The first to present their experiences were Ulrika Nyman and Per Nyström, representatives for Mälardalen University. Their DAU work is still fairly new, and they shared their insights into starting a research data support unit. At first, that meant to get acquainted with the organization and to analyze its needs. Ulrika Nyman spoke about the process where they talked to research managers, posted a survey to the researchers at the university, and initiated a collaboration with a local research group in order to find out what types of research data that were produced at the university, and in what quantities, They also wanted to find out what forms of support the researchers lacked, and what gap a DAU could fill.
Another part of their work focused on how to create the DAU as a group, and how it can find its place in the organisation. Ulrika Nyman mentioned how beneficial the cooperation with the local IT services has been. Together, they have created administration documentation that clearly shows which IT processes and systems coordination activities that are present at the university, and what the division of work between IT services and the DAU looks like. This cooperation has also brought the functions closer together.
—It’s important to get to know the organization. This may sound obvious, but you cannot take it for granted. For one thing, we must have a common and understandable terminology. Words that a librarian thinks are perfect may be too vague or misleading for someone from another profession. We need to understand and accept our organizational differences and different prior knowledge, said Ulrika Nyman during SND’s webinar.
Collaborations give advantages to smaller HEIs
The representatives for Mälardalen University stressed the importance for a smaller HEI to nurture their network and to dare to ask for advice from those who have come further in their work. And networking and collaborating was the theme for the joint presentation held by University of Borås, University of Skövde, and University West. Elisabeth Näverå (University West) talked about how the universities collaborate in research data-related matters, the result of a joint decision of their respective university boards.
It started when they took SND’s BAS Online training together. Next, they hired a coordinator to organize the collaboration, and formed a group with representatives from the three universities. The group, called “the Core” (Kärnan), meet monthly and work together on texts, intelligence activities, and training initiatives.
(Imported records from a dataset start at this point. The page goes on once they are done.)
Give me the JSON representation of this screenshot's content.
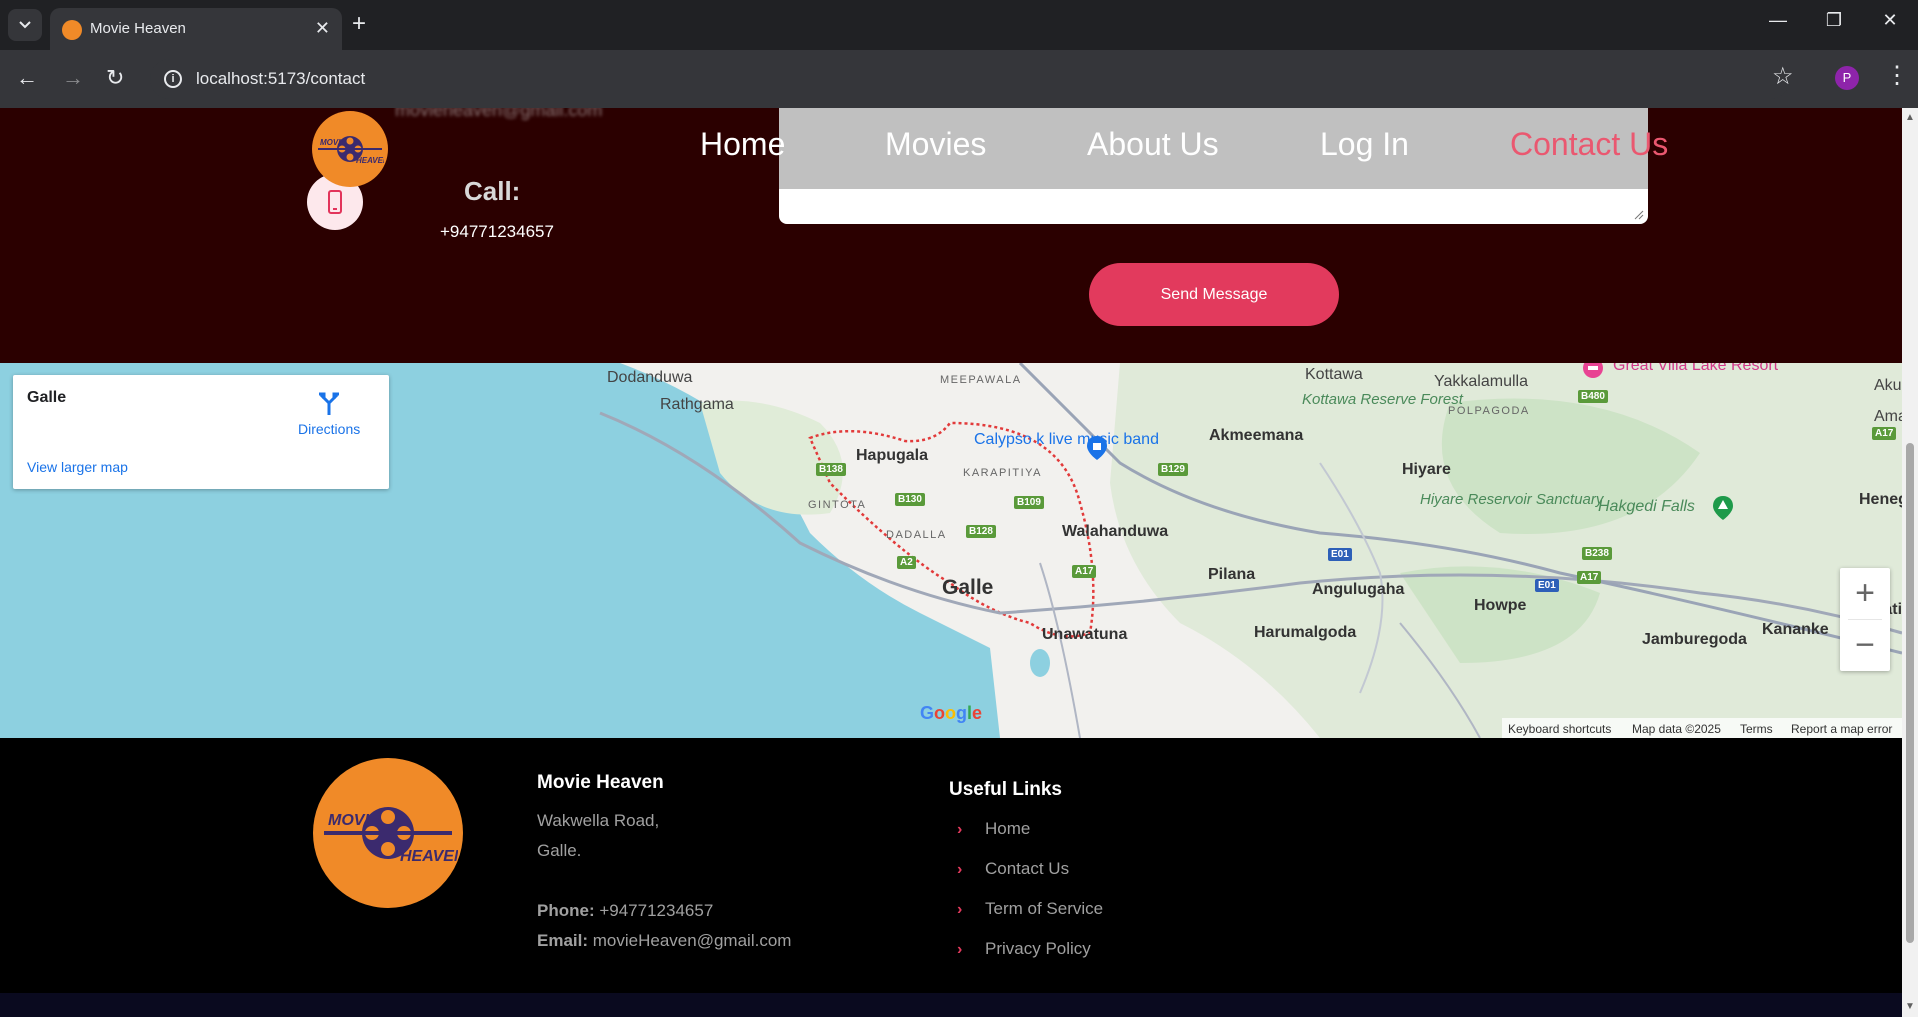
{
  "browser": {
    "tab_title": "Movie Heaven",
    "url": "localhost:5173/contact",
    "profile_initial": "P"
  },
  "nav": {
    "items": [
      {
        "label": "Home"
      },
      {
        "label": "Movies"
      },
      {
        "label": "About Us"
      },
      {
        "label": "Log In"
      },
      {
        "label": "Contact Us",
        "active": true
      }
    ],
    "active_color": "#ea5870"
  },
  "contact": {
    "call_label": "Call:",
    "call_number": "+94771234657",
    "send_button": "Send Message",
    "accent_color": "#e23a5d"
  },
  "map": {
    "place_name": "Galle",
    "directions_label": "Directions",
    "larger_map_label": "View larger map",
    "places": {
      "dodanduwa": "Dodanduwa",
      "rathgama": "Rathgama",
      "meepawala": "MEEPAWALA",
      "kottawa": "Kottawa",
      "yakkalamulla": "Yakkalamulla",
      "great_villa": "Great Villa Lake Resort",
      "aku": "Aku",
      "kottawa_forest": "Kottawa Reserve Forest",
      "polpagoda": "POLPAGODA",
      "ama": "Ama",
      "hapugala": "Hapugala",
      "calypso": "Calypso k live music band",
      "akmeemana": "Akmeemana",
      "karapitiya": "KARAPITIYA",
      "hiyare": "Hiyare",
      "gintota": "GINTOTA",
      "hiyare_reservoir": "Hiyare Reservoir Sanctuary",
      "hakgedi": "Hakgedi Falls",
      "heneg": "Heneg",
      "walahanduwa": "Walahanduwa",
      "dadalla": "DADALLA",
      "galle": "Galle",
      "pilana": "Pilana",
      "angulugaha": "Angulugaha",
      "howpe": "Howpe",
      "panati": "Panati",
      "kananke": "Kananke",
      "unawatuna": "Unawatuna",
      "harumalgoda": "Harumalgoda",
      "jamburegoda": "Jamburegoda"
    },
    "roads": {
      "b138": "B138",
      "b130": "B130",
      "b109": "B109",
      "b128": "B128",
      "a2": "A2",
      "a17a": "A17",
      "a17b": "A17",
      "a17c": "A17",
      "b129": "B129",
      "b480": "B480",
      "b238": "B238",
      "e01a": "E01",
      "e01b": "E01"
    },
    "google_logo": "Google",
    "attribution": {
      "keyboard": "Keyboard shortcuts",
      "data": "Map data ©2025",
      "terms": "Terms",
      "report": "Report a map error"
    }
  },
  "footer": {
    "brand": "Movie Heaven",
    "address_line1": "Wakwella Road,",
    "address_line2": "Galle.",
    "phone_label": "Phone:",
    "phone": "+94771234657",
    "email_label": "Email:",
    "email": "movieHeaven@gmail.com",
    "useful_title": "Useful Links",
    "links": [
      {
        "label": "Home"
      },
      {
        "label": "Contact Us"
      },
      {
        "label": "Term of Service"
      },
      {
        "label": "Privacy Policy"
      }
    ]
  },
  "logo": {
    "line1": "MOVIE",
    "line2": "HEAVEN"
  }
}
They discuss real-life cases connected to research data support, exchange experiences, and organize network meetings around various topics.
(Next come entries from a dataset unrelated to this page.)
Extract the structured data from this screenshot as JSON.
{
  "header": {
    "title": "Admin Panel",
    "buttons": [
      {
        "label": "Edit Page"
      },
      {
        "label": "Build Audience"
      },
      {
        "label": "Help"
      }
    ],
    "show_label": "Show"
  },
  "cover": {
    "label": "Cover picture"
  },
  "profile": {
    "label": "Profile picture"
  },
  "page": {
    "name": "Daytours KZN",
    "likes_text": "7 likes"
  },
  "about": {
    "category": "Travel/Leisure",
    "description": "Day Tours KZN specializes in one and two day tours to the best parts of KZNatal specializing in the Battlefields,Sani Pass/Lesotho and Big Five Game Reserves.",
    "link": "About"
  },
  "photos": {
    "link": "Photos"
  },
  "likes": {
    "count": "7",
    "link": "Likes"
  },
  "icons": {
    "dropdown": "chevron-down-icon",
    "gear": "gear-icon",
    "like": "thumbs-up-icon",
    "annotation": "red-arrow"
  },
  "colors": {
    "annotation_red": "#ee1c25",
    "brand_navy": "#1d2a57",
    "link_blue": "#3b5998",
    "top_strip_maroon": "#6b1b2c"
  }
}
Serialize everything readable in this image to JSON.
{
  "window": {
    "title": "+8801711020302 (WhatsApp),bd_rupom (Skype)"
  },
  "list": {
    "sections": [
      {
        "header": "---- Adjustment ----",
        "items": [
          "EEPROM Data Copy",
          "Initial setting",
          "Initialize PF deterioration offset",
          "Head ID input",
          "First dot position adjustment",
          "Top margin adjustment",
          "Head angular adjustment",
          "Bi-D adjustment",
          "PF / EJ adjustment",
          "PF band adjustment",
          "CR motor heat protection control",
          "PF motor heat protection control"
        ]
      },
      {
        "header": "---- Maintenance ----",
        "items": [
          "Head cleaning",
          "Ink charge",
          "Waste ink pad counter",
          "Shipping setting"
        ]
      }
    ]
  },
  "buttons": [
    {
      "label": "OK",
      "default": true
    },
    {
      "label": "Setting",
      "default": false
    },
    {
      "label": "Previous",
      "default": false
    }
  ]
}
The three universities wanted to develop a common research data policy. This resulted in a basic structure, which was then developed and implemented according to local conditions.
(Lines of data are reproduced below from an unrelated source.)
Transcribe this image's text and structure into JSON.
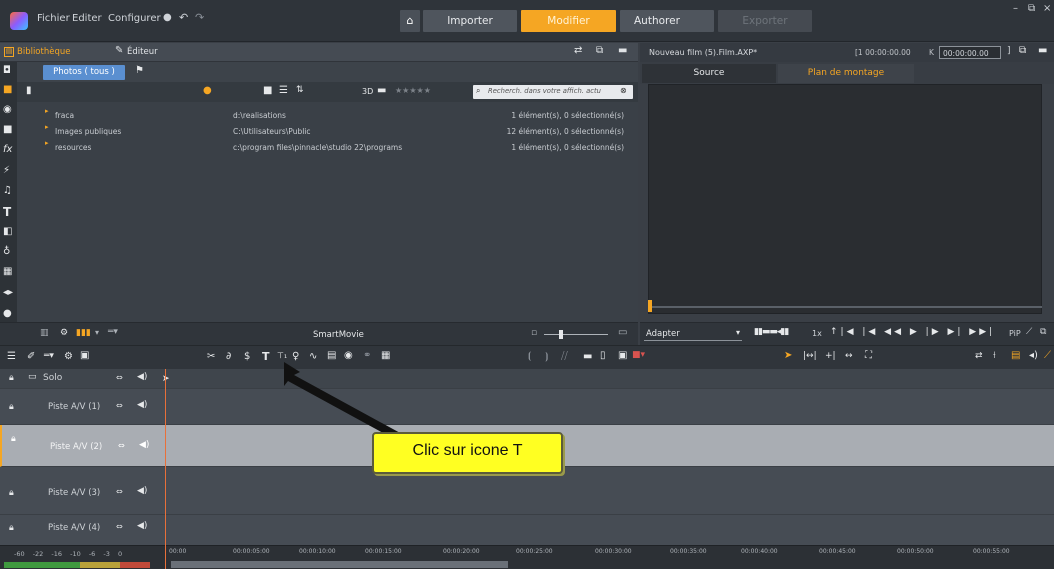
{
  "app": {
    "menu": [
      "Fichier",
      "Editer",
      "Configurer"
    ],
    "buttons": {
      "importer": "Importer",
      "modifier": "Modifier",
      "authorer": "Authorer",
      "exporter": "Exporter"
    },
    "accent": "#f5a623"
  },
  "library": {
    "header_tabs": [
      "Bibliothèque",
      "Éditeur"
    ],
    "tab": "Photos ( tous )",
    "rating_label": "3D",
    "search_placeholder": "Recherch. dans votre affich. actu",
    "rows": [
      {
        "name": "fraca",
        "path": "d:\\realisations",
        "status": "1 élément(s), 0 sélectionné(s)"
      },
      {
        "name": "Images publiques",
        "path": "C:\\Utilisateurs\\Public",
        "status": "12 élément(s), 0 sélectionné(s)"
      },
      {
        "name": "resources",
        "path": "c:\\program files\\pinnacle\\studio 22\\programs",
        "status": "1 élément(s), 0 sélectionné(s)"
      }
    ],
    "smartmovie": "SmartMovie"
  },
  "player": {
    "title": "Nouveau film (5).Film.AXP*",
    "timecode_left": "[1 00:00:00.00",
    "timecode_right": "00:00:00.00",
    "tabs": [
      "Source",
      "Plan de montage"
    ],
    "fit_label": "Adapter",
    "speed": "1x",
    "pip": "PiP"
  },
  "timeline": {
    "tracks": [
      {
        "name": "Solo"
      },
      {
        "name": "Piste A/V (1)"
      },
      {
        "name": "Piste A/V (2)"
      },
      {
        "name": "Piste A/V (3)"
      },
      {
        "name": "Piste A/V (4)"
      }
    ],
    "ruler_left": [
      "-60",
      "-22",
      "-16",
      "-10",
      "-6",
      "-3",
      "0"
    ],
    "ruler_ticks": [
      "00:00",
      "00:00:05:00",
      "00:00:10:00",
      "00:00:15:00",
      "00:00:20:00",
      "00:00:25:00",
      "00:00:30:00",
      "00:00:35:00",
      "00:00:40:00",
      "00:00:45:00",
      "00:00:50:00",
      "00:00:55:00"
    ]
  },
  "callout": {
    "text": "Clic sur icone T"
  },
  "icons": {
    "home": "home-icon",
    "title_tool": "title-tool-icon",
    "settings": "gear-icon"
  }
}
—Of course we have local differences, but the collaboration is based on the things we have in common. You can then finalize the work on a local level, said Henrik Levin from University of Skövde.
Solutions need to be useful and easy to use for researchers
During SND’s event ”Webinar on API for indexing research data” on 3 March, Per von Bahr presented the Sunet Drive storage solution, which has been developed in collaboration between Stockholm University and Sunet. On this occasion, he elaborated on the background and some of the ideas behind the initiative.
—Stockholm University has had storage for specific purposes, but we haven’t had a good general solution. There was an obvious need for a broad solution for all researchers that would meet with legal requirements and be useful in the medium to long term, said Per von Bahr during the network meeting.
The work began locally in the university library, but the intention was to create a storage solution that could become useful on a national scale as well. They wanted to make it easier for researchers to store data, and to store them in a correct way throughout the research process. The storage should be in demand, easy to use, connected to the SND system DORIS, and should simplify e-archiving. It should also support automated workflows for data management and tools for data management plans, and operate according to the guidelines for the FAIR data principles.
Just like Stockholm University, Chalmers University of Technology works on a broad solution that will make it easier for researchers to manage research data. Chalmers are developing the eCommons platform, which will become an entirely new e-infrastructure that will meet the demands for storage, dissemination, management, and analysis of large datasets and large-scale simulations.
—Research is being digitized, which means new types of research results, resources, new ways of sharing and disseminating data, and new types of research collaborations. It fundamentally changes research and its processes: how you measure quality, publish, assign merit, and so on. This is a central challenge to research and nothing specific to IT, the libraries, the legal departments, the research funders, or just a political issue, said Sverker Holmgren, who presented eCommons during the event.
The eCommons framework will merge existing e-infrastructures, but it also contains the recently established Chalmers Data Office. This function will provide support throughout all parts of the research data life-cycle – not just data sharing – and manage questions regarding storage, data management plans, archiving, and how to make data FAIR.
Sverker Holmgren commented that the platform will provide resources, both at and outside of the university, as well as qualified advice. It is also going to be an interface to national and international infrastructures, such as SND, SNIC, Sunet, and EOSC.
—eCommons builds on almost four years of extensive preparation. It’s got a clear location in the organization and has been established by the president as a Chalmers infrastructure, which also gives it a clear mandate, he said.
After the four presentations, the almost one hundred participants had an opportunity to delve deeper into one of the topics. They divided into smaller groups to ask questions, discuss the topics, and compare experiences.